Friday, October 4, 2013

Math problems of the week: 1960's vs. 21st century introductory geometry problems

I. From Weeks Adkins A Course in Geometry (1961), pp. 3-4 [click to enlarge]:


II. From Discovering Geometry: An Investigative Approach (2003), pp. 4-6 [click to enlarge]:

III. Extra Credit:
Discuss the relative importance of logical reasoning vs. recognizing symmetry in the 20th vs. the 21st centuries.

2 comments:

Auntie Ann said...

The wording of the 1961 problems is strange. If I were a smart-aleck student, I would answer them: 1) yes 2) no 3) yes 4) yes 5) yes, etc.

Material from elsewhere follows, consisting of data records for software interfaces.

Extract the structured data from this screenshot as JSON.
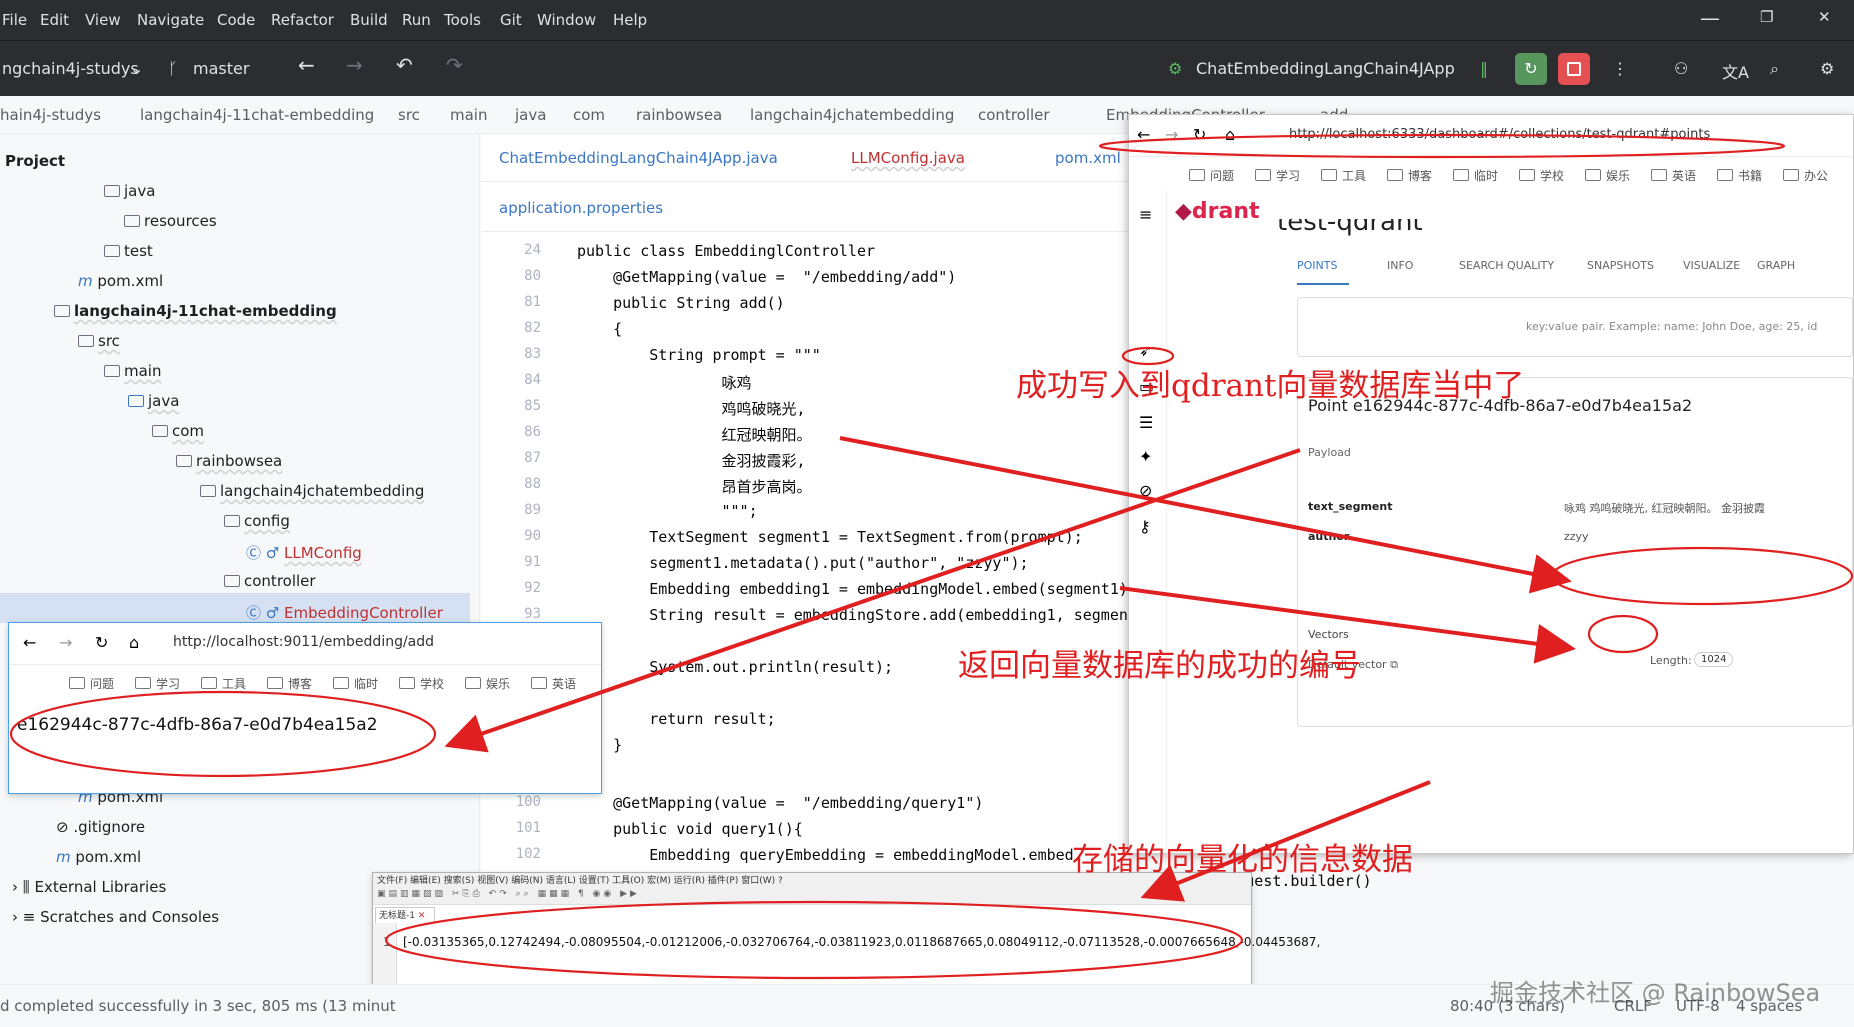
{
  "menu": [
    "File",
    "Edit",
    "View",
    "Navigate",
    "Code",
    "Refactor",
    "Build",
    "Run",
    "Tools",
    "Git",
    "Window",
    "Help"
  ],
  "toolbar": {
    "project": "ngchain4j-studys",
    "branch": "master",
    "run_config": "ChatEmbeddingLangChain4JApp"
  },
  "breadcrumbs": [
    "hain4j-studys",
    "langchain4j-11chat-embedding",
    "src",
    "main",
    "java",
    "com",
    "rainbowsea",
    "langchain4jchatembedding",
    "controller",
    "EmbeddingController",
    "add"
  ],
  "project_panel": {
    "title": "Project",
    "items": [
      "java",
      "resources",
      "test",
      "pom.xml",
      "langchain4j-11chat-embedding",
      "src",
      "main",
      "java",
      "com",
      "rainbowsea",
      "langchain4jchatembedding",
      "config",
      "LLMConfig",
      "controller",
      "EmbeddingController",
      "pom.xml",
      ".gitignore",
      "pom.xml",
      "External Libraries",
      "Scratches and Consoles"
    ]
  },
  "editor_tabs": [
    "ChatEmbeddingLangChain4JApp.java",
    "LLMConfig.java",
    "pom.xml",
    "application.properties"
  ],
  "code_lines": [
    {
      "n": "24",
      "t": "public class EmbeddinglController"
    },
    {
      "n": "80",
      "t": "    @GetMapping(value =  \"/embedding/add\")"
    },
    {
      "n": "81",
      "t": "    public String add()"
    },
    {
      "n": "82",
      "t": "    {"
    },
    {
      "n": "83",
      "t": "        String prompt = \"\"\""
    },
    {
      "n": "84",
      "t": "                咏鸡"
    },
    {
      "n": "85",
      "t": "                鸡鸣破晓光,"
    },
    {
      "n": "86",
      "t": "                红冠映朝阳。"
    },
    {
      "n": "87",
      "t": "                金羽披霞彩,"
    },
    {
      "n": "88",
      "t": "                昂首步高岗。"
    },
    {
      "n": "89",
      "t": "                \"\"\";"
    },
    {
      "n": "90",
      "t": "        TextSegment segment1 = TextSegment.from(prompt);"
    },
    {
      "n": "91",
      "t": "        segment1.metadata().put(\"author\", \"zzyy\");"
    },
    {
      "n": "92",
      "t": "        Embedding embedding1 = embeddingModel.embed(segment1)"
    },
    {
      "n": "93",
      "t": "        String result = embeddingStore.add(embedding1, segmen"
    },
    {
      "n": "",
      "t": ""
    },
    {
      "n": "",
      "t": "        System.out.println(result);"
    },
    {
      "n": "",
      "t": ""
    },
    {
      "n": "",
      "t": "        return result;"
    },
    {
      "n": "",
      "t": "    }"
    },
    {
      "n": "100",
      "t": "    @GetMapping(value =  \"/embedding/query1\")"
    },
    {
      "n": "101",
      "t": "    public void query1(){"
    },
    {
      "n": "102",
      "t": "        Embedding queryEmbedding = embeddingModel.embed"
    },
    {
      "n": "103",
      "t": "        EmbeddingSearchRequest embeddingSearchRequest = EmbeddingSearchRequest.builder()"
    }
  ],
  "browser_small": {
    "url": "http://localhost:9011/embedding/add",
    "bookmarks": [
      "问题",
      "学习",
      "工具",
      "博客",
      "临时",
      "学校",
      "娱乐",
      "英语"
    ],
    "result": "e162944c-877c-4dfb-86a7-e0d7b4ea15a2"
  },
  "qdrant": {
    "url": "http://localhost:6333/dashboard#/collections/test-qdrant#points",
    "bookmarks": [
      "问题",
      "学习",
      "工具",
      "博客",
      "临时",
      "学校",
      "娱乐",
      "英语",
      "书籍",
      "办公"
    ],
    "logo": "drant",
    "collection": "test-qdrant",
    "tabs": [
      "POINTS",
      "INFO",
      "SEARCH QUALITY",
      "SNAPSHOTS",
      "VISUALIZE",
      "GRAPH"
    ],
    "filter_placeholder": "key:value pair. Example: name: John Doe, age: 25, id",
    "point_title": "Point e162944c-877c-4dfb-86a7-e0d7b4ea15a2",
    "payload_label": "Payload",
    "text_segment_key": "text_segment",
    "text_segment_val": "咏鸡 鸡鸣破晓光, 红冠映朝阳。 金羽披霞",
    "author_key": "author",
    "author_val": "zzyy",
    "vectors_label": "Vectors",
    "default_vector": "Default vector",
    "length_label": "Length:",
    "length_val": "1024"
  },
  "notepad": {
    "menu": "文件(F)  编辑(E)  搜索(S)  视图(V)  编码(N)  语言(L)  设置(T)  工具(O)  宏(M)  运行(R)  插件(P)  窗口(W)  ?",
    "tab": "无标题-1",
    "line_no": "1",
    "line": "[-0.03135365,0.12742494,-0.08095504,-0.01212006,-0.032706764,-0.03811923,0.0118687665,0.08049112,-0.07113528,-0.0007665648,-0.04453687,"
  },
  "annotations": {
    "a1": "成功写入到qdrant向量数据库当中了",
    "a2": "返回向量数据库的成功的编号",
    "a3": "存储的向量化的信息数据"
  },
  "status": {
    "left": "d completed successfully in 3 sec, 805 ms (13 minut",
    "position": "80:40 (3 chars)",
    "eol": "CRLF",
    "enc": "UTF-8",
    "indent": "4 spaces",
    "watermark": "掘金技术社区 @ RainbowSea"
  },
  "colors": {
    "accent": "#e02020",
    "ide_dark": "#2b2d30",
    "link": "#3b76c2"
  }
}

Can you deduce? is a different question from: Can you deduce, and if so, what is your deduction?

kcab said...

To be honest, I think both logical reasoning and recognition of symmetry have a place in the geometry curriculum. Where to place what content is a choice. DS's class is working from Jurgenson, Brown, Jurgenson (McDougall Littel, 1997) and his text devotes chapters to each. In fact, page 4 of his book has a series of questions about optical illusions - which could look pretty light. I've found it a good geometry textbook though, and was surprised to see 2 column proofs crop up in the 2nd or 3rd week.

But...since my older child's class used the Discovering Geometry book I know that text doesn't get any more demanding as the course goes on.